- To help ensure equitable access to screening and prevention through at-home screening (especially for colon cancer and HPV, the virus that causes cervical, head, neck and other cancers), mobile screening in communities without easy access to a clinic, through the community health networks we have built and strengthened during the COVID-19 pandemic, and other ways to reduce barriers to cancer screening.
- NCI will organize the collective efforts of the NCI cancer centers, and other networks such as the NCI Community Oncology Research Network (NCORP), to offer new access points to compensate for millions of delayed cancer screenings due to the pandemic, with a focus on reaching those individuals most at risk.
- Federal agencies, led by the NCI, will develop a focused program to expeditiously study and evaluate multicancer detection tests, like we did for COVID-19 diagnostics, which could help detect cancers when there may be more effective treatment options.
- The Department of Health and Human Services (HHS) commits to accelerating efforts to nearly eliminate cervical cancer through screening and HPV vaccination, with a particular focus on reaching people who are most at risk.
- The President’s Cancer panel this week released a report “Closing Gaps in Cancer Screening” laying out recommendations focused on connecting people, communities, and systems to increase equity and access.

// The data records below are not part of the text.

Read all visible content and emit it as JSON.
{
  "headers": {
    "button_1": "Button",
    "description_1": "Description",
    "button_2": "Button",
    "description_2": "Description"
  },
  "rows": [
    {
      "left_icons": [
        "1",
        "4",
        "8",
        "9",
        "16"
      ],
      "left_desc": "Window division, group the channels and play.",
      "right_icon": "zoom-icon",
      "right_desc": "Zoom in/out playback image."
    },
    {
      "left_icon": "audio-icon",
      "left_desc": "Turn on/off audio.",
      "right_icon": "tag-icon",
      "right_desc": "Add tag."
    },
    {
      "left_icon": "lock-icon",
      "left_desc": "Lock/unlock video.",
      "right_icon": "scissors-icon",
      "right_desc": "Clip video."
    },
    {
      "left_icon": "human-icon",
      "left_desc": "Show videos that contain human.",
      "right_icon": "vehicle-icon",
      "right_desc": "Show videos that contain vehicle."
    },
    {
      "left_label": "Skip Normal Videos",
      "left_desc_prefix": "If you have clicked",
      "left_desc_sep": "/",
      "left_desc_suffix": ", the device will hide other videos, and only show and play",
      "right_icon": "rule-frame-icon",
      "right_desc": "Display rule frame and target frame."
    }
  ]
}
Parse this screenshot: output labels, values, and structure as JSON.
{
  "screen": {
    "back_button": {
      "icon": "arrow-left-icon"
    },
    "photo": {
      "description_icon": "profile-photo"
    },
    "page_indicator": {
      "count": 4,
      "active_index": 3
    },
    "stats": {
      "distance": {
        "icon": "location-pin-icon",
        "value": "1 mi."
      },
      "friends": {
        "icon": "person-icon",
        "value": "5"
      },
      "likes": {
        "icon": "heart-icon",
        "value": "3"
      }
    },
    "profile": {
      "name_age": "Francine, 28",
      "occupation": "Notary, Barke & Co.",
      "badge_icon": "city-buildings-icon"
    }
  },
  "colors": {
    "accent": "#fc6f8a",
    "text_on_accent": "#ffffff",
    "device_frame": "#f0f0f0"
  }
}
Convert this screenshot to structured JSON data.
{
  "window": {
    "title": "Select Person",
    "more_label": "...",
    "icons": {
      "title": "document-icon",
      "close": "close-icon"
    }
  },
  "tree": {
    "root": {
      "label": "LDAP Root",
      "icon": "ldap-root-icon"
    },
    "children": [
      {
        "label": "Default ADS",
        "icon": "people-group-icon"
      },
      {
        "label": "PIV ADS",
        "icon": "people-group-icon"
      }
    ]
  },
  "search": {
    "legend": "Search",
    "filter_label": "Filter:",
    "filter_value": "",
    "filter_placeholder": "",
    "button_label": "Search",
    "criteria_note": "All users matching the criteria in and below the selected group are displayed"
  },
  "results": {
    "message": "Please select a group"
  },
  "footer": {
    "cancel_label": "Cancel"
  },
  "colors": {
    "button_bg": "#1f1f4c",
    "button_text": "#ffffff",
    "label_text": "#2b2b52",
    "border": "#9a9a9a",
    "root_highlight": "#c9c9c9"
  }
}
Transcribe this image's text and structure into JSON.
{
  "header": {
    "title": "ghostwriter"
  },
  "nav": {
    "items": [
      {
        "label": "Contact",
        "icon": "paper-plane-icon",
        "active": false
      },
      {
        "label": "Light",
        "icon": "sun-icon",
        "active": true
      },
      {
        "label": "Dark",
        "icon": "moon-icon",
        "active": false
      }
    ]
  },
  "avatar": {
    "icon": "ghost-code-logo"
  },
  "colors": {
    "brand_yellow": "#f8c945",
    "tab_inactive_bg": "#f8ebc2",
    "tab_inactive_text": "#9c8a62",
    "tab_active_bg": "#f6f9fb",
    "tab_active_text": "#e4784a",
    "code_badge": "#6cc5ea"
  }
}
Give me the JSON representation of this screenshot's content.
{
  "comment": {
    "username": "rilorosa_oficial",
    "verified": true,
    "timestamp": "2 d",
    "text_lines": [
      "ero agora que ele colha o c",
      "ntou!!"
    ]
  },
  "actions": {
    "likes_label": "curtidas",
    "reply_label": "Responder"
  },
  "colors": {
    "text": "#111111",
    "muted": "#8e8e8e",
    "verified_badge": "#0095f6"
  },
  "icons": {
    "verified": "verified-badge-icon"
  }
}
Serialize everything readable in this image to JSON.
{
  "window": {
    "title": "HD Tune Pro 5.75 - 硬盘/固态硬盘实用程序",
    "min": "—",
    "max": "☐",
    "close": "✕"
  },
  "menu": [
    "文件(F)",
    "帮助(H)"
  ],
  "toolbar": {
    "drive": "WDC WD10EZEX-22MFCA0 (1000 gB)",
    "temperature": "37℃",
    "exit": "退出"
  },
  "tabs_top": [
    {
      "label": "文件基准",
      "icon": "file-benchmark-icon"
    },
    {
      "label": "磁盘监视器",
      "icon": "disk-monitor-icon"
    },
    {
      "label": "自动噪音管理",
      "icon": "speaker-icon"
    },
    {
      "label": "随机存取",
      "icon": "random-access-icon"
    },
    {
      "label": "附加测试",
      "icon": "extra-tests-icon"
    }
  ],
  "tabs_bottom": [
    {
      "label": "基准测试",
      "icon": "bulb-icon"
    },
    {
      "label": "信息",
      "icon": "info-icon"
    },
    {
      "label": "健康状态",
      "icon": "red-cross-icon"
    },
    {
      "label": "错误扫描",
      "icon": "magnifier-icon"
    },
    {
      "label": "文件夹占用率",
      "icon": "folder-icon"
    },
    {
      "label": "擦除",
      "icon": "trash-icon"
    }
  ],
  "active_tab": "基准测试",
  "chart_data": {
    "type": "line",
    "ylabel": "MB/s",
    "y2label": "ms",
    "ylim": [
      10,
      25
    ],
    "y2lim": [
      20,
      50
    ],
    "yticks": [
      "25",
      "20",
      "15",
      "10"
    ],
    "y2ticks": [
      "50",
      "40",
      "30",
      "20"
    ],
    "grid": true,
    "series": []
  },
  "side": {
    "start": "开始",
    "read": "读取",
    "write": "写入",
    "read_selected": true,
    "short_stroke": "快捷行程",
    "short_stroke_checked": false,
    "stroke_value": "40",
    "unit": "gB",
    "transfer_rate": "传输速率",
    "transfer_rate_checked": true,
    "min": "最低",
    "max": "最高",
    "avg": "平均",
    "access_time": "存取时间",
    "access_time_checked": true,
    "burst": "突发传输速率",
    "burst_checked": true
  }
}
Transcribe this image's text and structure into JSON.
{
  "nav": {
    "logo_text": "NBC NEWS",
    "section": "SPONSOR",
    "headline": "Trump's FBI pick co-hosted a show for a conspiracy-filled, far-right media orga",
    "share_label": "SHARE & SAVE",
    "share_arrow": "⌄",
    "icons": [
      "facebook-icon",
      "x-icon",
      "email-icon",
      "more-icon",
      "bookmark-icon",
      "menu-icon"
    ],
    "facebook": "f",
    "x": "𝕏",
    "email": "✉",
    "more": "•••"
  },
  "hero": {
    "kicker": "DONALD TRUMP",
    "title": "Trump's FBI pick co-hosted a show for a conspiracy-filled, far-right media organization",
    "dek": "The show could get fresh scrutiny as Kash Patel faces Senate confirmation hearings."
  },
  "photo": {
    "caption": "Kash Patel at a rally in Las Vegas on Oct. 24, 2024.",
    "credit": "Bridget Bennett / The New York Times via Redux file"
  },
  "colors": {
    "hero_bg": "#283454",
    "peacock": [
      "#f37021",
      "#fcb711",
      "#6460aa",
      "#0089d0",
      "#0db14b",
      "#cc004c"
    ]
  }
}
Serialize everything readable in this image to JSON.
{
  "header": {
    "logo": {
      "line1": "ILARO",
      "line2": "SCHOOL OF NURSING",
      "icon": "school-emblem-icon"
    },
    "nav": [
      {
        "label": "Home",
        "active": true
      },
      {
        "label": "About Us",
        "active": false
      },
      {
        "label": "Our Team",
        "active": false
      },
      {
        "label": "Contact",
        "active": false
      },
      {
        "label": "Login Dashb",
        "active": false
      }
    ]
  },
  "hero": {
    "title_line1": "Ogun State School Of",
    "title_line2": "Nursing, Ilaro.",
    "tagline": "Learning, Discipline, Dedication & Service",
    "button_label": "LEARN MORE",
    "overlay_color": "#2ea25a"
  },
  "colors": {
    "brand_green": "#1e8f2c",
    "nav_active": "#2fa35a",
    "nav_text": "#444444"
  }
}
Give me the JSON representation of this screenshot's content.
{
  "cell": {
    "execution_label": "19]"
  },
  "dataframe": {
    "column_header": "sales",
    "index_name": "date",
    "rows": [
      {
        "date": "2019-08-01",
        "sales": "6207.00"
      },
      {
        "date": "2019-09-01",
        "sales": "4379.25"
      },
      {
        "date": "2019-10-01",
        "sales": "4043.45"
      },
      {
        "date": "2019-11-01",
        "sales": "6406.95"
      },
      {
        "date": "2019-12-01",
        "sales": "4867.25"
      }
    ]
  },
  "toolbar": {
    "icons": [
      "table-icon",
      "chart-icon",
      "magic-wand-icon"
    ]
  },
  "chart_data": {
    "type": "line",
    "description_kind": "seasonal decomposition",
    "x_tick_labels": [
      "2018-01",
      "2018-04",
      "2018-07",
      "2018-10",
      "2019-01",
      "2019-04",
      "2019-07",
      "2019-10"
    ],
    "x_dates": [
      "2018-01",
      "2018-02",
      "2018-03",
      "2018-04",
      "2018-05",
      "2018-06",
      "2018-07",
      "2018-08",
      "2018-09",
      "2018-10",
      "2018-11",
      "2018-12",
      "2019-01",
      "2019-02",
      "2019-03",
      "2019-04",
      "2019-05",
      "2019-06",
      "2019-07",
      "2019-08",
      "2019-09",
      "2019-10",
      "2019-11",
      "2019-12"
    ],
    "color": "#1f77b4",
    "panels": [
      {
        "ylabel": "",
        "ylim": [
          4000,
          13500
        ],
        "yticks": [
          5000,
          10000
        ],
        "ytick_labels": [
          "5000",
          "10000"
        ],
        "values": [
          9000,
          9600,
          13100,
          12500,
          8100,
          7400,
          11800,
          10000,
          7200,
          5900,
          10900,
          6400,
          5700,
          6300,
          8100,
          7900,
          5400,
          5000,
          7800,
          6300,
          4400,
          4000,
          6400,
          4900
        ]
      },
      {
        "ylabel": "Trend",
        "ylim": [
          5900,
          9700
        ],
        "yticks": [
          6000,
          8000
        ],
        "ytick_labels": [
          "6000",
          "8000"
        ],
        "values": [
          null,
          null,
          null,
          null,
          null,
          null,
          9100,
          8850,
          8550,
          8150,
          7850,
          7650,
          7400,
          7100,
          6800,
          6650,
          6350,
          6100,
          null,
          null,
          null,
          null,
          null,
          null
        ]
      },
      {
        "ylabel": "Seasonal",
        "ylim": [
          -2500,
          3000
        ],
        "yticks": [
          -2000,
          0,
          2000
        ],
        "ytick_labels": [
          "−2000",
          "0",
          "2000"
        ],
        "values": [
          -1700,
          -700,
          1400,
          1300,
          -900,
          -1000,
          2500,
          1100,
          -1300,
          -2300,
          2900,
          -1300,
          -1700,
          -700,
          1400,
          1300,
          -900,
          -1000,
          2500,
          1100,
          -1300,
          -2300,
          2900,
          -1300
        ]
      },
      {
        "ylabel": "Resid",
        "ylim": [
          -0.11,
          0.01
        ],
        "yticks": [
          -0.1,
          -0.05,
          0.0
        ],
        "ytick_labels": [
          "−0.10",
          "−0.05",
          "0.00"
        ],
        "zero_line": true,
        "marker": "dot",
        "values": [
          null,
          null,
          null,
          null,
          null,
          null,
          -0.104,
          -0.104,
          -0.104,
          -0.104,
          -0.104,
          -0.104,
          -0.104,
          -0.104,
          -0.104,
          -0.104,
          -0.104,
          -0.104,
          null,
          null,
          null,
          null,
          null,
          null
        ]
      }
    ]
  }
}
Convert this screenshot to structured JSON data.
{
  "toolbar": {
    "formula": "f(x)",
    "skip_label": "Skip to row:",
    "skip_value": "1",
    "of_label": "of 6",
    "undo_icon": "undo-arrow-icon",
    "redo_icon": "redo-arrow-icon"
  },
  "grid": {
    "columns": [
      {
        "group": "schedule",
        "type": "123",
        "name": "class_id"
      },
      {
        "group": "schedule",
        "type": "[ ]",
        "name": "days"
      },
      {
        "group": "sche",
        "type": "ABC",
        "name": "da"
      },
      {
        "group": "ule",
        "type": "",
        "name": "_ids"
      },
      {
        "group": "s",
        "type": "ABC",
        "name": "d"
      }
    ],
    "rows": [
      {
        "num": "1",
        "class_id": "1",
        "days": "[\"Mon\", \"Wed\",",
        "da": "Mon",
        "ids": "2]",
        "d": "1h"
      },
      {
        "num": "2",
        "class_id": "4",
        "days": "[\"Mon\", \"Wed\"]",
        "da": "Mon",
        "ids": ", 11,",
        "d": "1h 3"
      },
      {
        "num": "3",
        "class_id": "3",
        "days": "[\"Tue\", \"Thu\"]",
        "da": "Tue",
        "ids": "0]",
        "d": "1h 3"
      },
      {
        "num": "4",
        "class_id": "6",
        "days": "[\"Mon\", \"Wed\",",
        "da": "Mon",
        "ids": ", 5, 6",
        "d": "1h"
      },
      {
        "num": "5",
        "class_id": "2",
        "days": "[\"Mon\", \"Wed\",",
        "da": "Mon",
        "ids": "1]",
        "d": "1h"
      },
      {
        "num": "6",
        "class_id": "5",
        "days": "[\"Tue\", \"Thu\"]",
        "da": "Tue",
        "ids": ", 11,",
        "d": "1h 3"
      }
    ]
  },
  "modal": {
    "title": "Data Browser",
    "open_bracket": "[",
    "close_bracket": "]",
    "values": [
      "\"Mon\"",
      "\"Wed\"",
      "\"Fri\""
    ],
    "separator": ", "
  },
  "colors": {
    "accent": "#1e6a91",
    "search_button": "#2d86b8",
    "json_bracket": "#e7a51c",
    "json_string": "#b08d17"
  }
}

- Host a White House Cancer Moonshot Summit, bringing together agency leadership, patient organizations, biopharmaceutical companies, the research, public health, and healthcare communities and more to highlight innovation, progress, and new commitments toward ending cancer as we know it.
- Build on a White House Cancer Roundtable Conversation Series hosted over the last six months, with experts, including people living with cancer, caregivers, and survivors. These discussions focused on cancer prevention, early detection, clinical trial design and access, patient support and navigation, childhood cancer, learning from all patients and issues relating to equity in access and outcomes. Going forward, this will include discussions on additional topics and the knowledge gained will continue to inform this whole-of-government approach on cancer.
- Require an All-Hands-On-Deck Approach. President Biden calls on the private sector, foundations, academic institutions, healthcare providers, and all Americans to take on the mission of reducing the deadly impact of cancer and improving patient experiences in the diagnosis, treatment, and survival of cancer. Progress will be informed by people living with cancer, caregivers, and families and contributed by all parts of the oncology community and beyond. We invite all Americans to share perspectives and ideas, and organizations, companies, and institutions to share actions they plan to take as part of this mission at whitehouse.gov/cancermoonshot.